(Conferences / Seminars / Lectures)
Research Seminar: "In vivo imaging revealed early microglial responses and coagulation activity in neuroinflammatory disease" Dr. Dr. Davlos Dimitrios, more information...
Staff Research Scientist, Gladstone Institutes

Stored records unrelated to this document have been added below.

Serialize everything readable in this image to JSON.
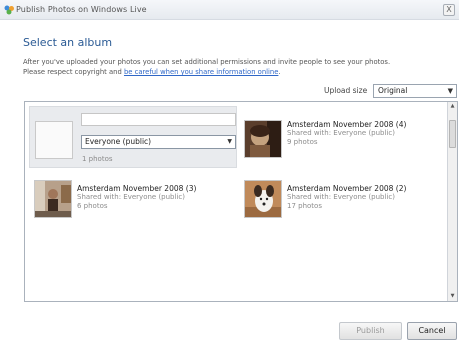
{
  "window": {
    "title": "Publish Photos on Windows Live",
    "close": "X"
  },
  "heading": "Select an album",
  "description": {
    "line1": "After you've uploaded your photos you can set additional permissions and invite people to see your photos.",
    "line2_prefix": "Please respect copyright and ",
    "line2_link": "be careful when you share information online",
    "line2_suffix": "."
  },
  "upload_size": {
    "label": "Upload size",
    "value": "Original"
  },
  "new_album": {
    "name_value": "",
    "permission_value": "Everyone (public)",
    "count": "1 photos"
  },
  "albums": [
    {
      "title": "Amsterdam November 2008 (4)",
      "shared": "Shared with: Everyone (public)",
      "count": "9 photos"
    },
    {
      "title": "Amsterdam November 2008 (3)",
      "shared": "Shared with: Everyone (public)",
      "count": "6 photos"
    },
    {
      "title": "Amsterdam November 2008 (2)",
      "shared": "Shared with: Everyone (public)",
      "count": "17 photos"
    }
  ],
  "buttons": {
    "publish": "Publish",
    "cancel": "Cancel"
  },
  "colors": {
    "heading": "#2a5a94",
    "link": "#2f67c7",
    "selection": "#e9ebee"
  }
}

Microglia are the brain's resident immune cells, but their importance for normal brain function was underappreciated for many decades. By imaging their behavior in the intact living brain using two-photon microscopy, we demonstrated for the first time that they constantly survey the physiological brain by extending and retracting their fine processes. We also showed that they rapidly respond to focal brain injury, and identified purinergic signaling as a key pathway mediating these unexpectedly rapid responses. In recent years we studied how microglia become activated during the course of neuroinflammatory disease, and found a molecular link between blood-brain barrier (BBB) disruption and new lesion formation in an animal model for multiple sclerosis. Ongoing research is focused at characterizing the activation profile of microglia and macrophages after ischemic injury in vivo. Future research interests include studying the cellular and molecular mechanisms through which microglia interact with the BBB and potentially regulate its disruption and its restoration at different stages of neurological disease, as well as deciphering the effects of microglial activation on neuronal plasticity and function in physiology and in disease. The seminar with also highlight the technologies and methods that make in vivo imaging studies of ongoing biological processes in the brain and spinal cord of mice possible.